# AIM OF THE EXERCISE:
The only acceptable output is every entry, printed exactly.
(MATERIAL PROVIDED Opens)
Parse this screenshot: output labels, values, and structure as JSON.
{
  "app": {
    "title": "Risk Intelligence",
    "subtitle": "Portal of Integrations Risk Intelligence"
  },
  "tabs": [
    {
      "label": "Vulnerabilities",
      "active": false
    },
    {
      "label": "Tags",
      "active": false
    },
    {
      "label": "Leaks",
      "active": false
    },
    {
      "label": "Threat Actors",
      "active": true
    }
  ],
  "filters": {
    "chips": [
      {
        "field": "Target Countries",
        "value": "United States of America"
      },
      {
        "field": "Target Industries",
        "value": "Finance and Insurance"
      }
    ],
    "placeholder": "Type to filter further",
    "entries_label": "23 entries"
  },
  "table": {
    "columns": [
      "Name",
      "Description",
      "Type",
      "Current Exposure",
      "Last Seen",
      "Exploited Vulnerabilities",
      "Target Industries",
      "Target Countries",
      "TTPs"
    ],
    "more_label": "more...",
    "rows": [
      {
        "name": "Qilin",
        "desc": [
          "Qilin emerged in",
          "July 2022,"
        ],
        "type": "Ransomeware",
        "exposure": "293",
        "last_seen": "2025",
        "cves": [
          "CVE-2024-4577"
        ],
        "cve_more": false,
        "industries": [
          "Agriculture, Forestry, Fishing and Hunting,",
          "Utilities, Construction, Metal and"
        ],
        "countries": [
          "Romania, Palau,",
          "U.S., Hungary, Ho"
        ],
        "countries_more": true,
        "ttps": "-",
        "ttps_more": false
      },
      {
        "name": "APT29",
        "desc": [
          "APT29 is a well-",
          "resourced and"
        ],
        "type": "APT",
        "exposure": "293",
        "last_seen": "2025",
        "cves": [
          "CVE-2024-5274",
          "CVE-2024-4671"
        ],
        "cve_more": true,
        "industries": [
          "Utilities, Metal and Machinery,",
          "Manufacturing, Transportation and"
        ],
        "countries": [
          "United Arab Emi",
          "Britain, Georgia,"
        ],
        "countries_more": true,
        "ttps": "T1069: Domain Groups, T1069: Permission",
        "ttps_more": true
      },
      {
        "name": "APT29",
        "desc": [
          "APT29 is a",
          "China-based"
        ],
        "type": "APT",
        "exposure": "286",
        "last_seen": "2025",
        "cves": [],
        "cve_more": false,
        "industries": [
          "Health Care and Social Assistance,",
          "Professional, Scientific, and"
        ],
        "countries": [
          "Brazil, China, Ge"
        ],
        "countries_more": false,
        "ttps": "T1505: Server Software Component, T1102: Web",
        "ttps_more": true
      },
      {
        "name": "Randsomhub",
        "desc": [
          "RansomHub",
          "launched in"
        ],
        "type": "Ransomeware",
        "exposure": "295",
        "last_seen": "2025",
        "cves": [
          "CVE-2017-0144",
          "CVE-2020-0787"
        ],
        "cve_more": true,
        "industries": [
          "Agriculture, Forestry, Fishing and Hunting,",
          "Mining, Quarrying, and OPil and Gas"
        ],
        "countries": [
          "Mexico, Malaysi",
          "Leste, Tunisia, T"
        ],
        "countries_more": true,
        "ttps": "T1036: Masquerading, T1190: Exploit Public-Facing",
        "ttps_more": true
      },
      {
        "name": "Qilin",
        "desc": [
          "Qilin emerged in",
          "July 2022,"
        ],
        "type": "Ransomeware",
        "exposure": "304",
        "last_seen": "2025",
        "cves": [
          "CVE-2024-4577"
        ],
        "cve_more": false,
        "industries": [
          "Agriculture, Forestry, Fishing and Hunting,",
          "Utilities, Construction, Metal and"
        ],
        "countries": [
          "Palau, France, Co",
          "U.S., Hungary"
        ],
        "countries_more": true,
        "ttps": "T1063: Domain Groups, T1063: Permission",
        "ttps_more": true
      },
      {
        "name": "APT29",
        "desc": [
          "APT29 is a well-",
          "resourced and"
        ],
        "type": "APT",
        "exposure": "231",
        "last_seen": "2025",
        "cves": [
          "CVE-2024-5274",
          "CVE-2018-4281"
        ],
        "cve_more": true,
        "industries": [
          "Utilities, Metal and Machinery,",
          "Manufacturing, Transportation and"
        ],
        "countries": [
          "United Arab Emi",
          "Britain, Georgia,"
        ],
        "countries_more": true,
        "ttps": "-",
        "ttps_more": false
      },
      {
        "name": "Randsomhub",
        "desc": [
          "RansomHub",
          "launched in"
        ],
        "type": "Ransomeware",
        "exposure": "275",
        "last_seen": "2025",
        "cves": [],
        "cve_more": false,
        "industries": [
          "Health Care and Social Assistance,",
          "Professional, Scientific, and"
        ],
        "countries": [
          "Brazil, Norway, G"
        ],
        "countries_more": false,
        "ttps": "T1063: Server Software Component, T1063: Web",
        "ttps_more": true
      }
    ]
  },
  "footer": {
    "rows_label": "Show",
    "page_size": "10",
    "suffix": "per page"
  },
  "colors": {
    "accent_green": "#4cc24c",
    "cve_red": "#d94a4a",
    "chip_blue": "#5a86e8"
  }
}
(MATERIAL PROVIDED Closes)
# REPLY:
Parse this screenshot: output labels, values, and structure as JSON.
{
  "app": {
    "title": "Risk Intelligence",
    "subtitle": "Portal of Integrations Risk Intelligence"
  },
  "tabs": [
    {
      "label": "Vulnerabilities",
      "active": false
    },
    {
      "label": "Tags",
      "active": false
    },
    {
      "label": "Leaks",
      "active": false
    },
    {
      "label": "Threat Actors",
      "active": true
    }
  ],
  "filters": {
    "chips": [
      {
        "field": "Target Countries",
        "value": "United States of America"
      },
      {
        "field": "Target Industries",
        "value": "Finance and Insurance"
      }
    ],
    "placeholder": "Type to filter further",
    "entries_label": "23 entries"
  },
  "table": {
    "columns": [
      "Name",
      "Description",
      "Type",
      "Current Exposure",
      "Last Seen",
      "Exploited Vulnerabilities",
      "Target Industries",
      "Target Countries",
      "TTPs"
    ],
    "more_label": "more...",
    "rows": [
      {
        "name": "Qilin",
        "desc": [
          "Qilin emerged in",
          "July 2022,"
        ],
        "type": "Ransomeware",
        "exposure": "293",
        "last_seen": "2025",
        "cves": [
          "CVE-2024-4577"
        ],
        "cve_more": false,
        "industries": [
          "Agriculture, Forestry, Fishing and Hunting,",
          "Utilities, Construction, Metal and"
        ],
        "countries": [
          "Romania, Palau,",
          "U.S., Hungary, Ho"
        ],
        "countries_more": true,
        "ttps": "-",
        "ttps_more": false
      },
      {
        "name": "APT29",
        "desc": [
          "APT29 is a well-",
          "resourced and"
        ],
        "type": "APT",
        "exposure": "293",
        "last_seen": "2025",
        "cves": [
          "CVE-2024-5274",
          "CVE-2024-4671"
        ],
        "cve_more": true,
        "industries": [
          "Utilities, Metal and Machinery,",
          "Manufacturing, Transportation and"
        ],
        "countries": [
          "United Arab Emi",
          "Britain, Georgia,"
        ],
        "countries_more": true,
        "ttps": "T1069: Domain Groups, T1069: Permission",
        "ttps_more": true
      },
      {
        "name": "APT29",
        "desc": [
          "APT29 is a",
          "China-based"
        ],
        "type": "APT",
        "exposure": "286",
        "last_seen": "2025",
        "cves": [],
        "cve_more": false,
        "industries": [
          "Health Care and Social Assistance,",
          "Professional, Scientific, and"
        ],
        "countries": [
          "Brazil, China, Ge"
        ],
        "countries_more": false,
        "ttps": "T1505: Server Software Component, T1102: Web",
        "ttps_more": true
      },
      {
        "name": "Randsomhub",
        "desc": [
          "RansomHub",
          "launched in"
        ],
        "type": "Ransomeware",
        "exposure": "295",
        "last_seen": "2025",
        "cves": [
          "CVE-2017-0144",
          "CVE-2020-0787"
        ],
        "cve_more": true,
        "industries": [
          "Agriculture, Forestry, Fishing and Hunting,",
          "Mining, Quarrying, and OPil and Gas"
        ],
        "countries": [
          "Mexico, Malaysi",
          "Leste, Tunisia, T"
        ],
        "countries_more": true,
        "ttps": "T1036: Masquerading, T1190: Exploit Public-Facing",
        "ttps_more": true
      },
      {
        "name": "Qilin",
        "desc": [
          "Qilin emerged in",
          "July 2022,"
        ],
        "type": "Ransomeware",
        "exposure": "304",
        "last_seen": "2025",
        "cves": [
          "CVE-2024-4577"
        ],
        "cve_more": false,
        "industries": [
          "Agriculture, Forestry, Fishing and Hunting,",
          "Utilities, Construction, Metal and"
        ],
        "countries": [
          "Palau, France, Co",
          "U.S., Hungary"
        ],
        "countries_more": true,
        "ttps": "T1063: Domain Groups, T1063: Permission",
        "ttps_more": true
      },
      {
        "name": "APT29",
        "desc": [
          "APT29 is a well-",
          "resourced and"
        ],
        "type": "APT",
        "exposure": "231",
        "last_seen": "2025",
        "cves": [
          "CVE-2024-5274",
          "CVE-2018-4281"
        ],
        "cve_more": true,
        "industries": [
          "Utilities, Metal and Machinery,",
          "Manufacturing, Transportation and"
        ],
        "countries": [
          "United Arab Emi",
          "Britain, Georgia,"
        ],
        "countries_more": true,
        "ttps": "-",
        "ttps_more": false
      },
      {
        "name": "Randsomhub",
        "desc": [
          "RansomHub",
          "launched in"
        ],
        "type": "Ransomeware",
        "exposure": "275",
        "last_seen": "2025",
        "cves": [],
        "cve_more": false,
        "industries": [
          "Health Care and Social Assistance,",
          "Professional, Scientific, and"
        ],
        "countries": [
          "Brazil, Norway, G"
        ],
        "countries_more": false,
        "ttps": "T1063: Server Software Component, T1063: Web",
        "ttps_more": true
      }
    ]
  },
  "footer": {
    "rows_label": "Show",
    "page_size": "10",
    "suffix": "per page"
  },
  "colors": {
    "accent_green": "#4cc24c",
    "cve_red": "#d94a4a",
    "chip_blue": "#5a86e8"
  }
}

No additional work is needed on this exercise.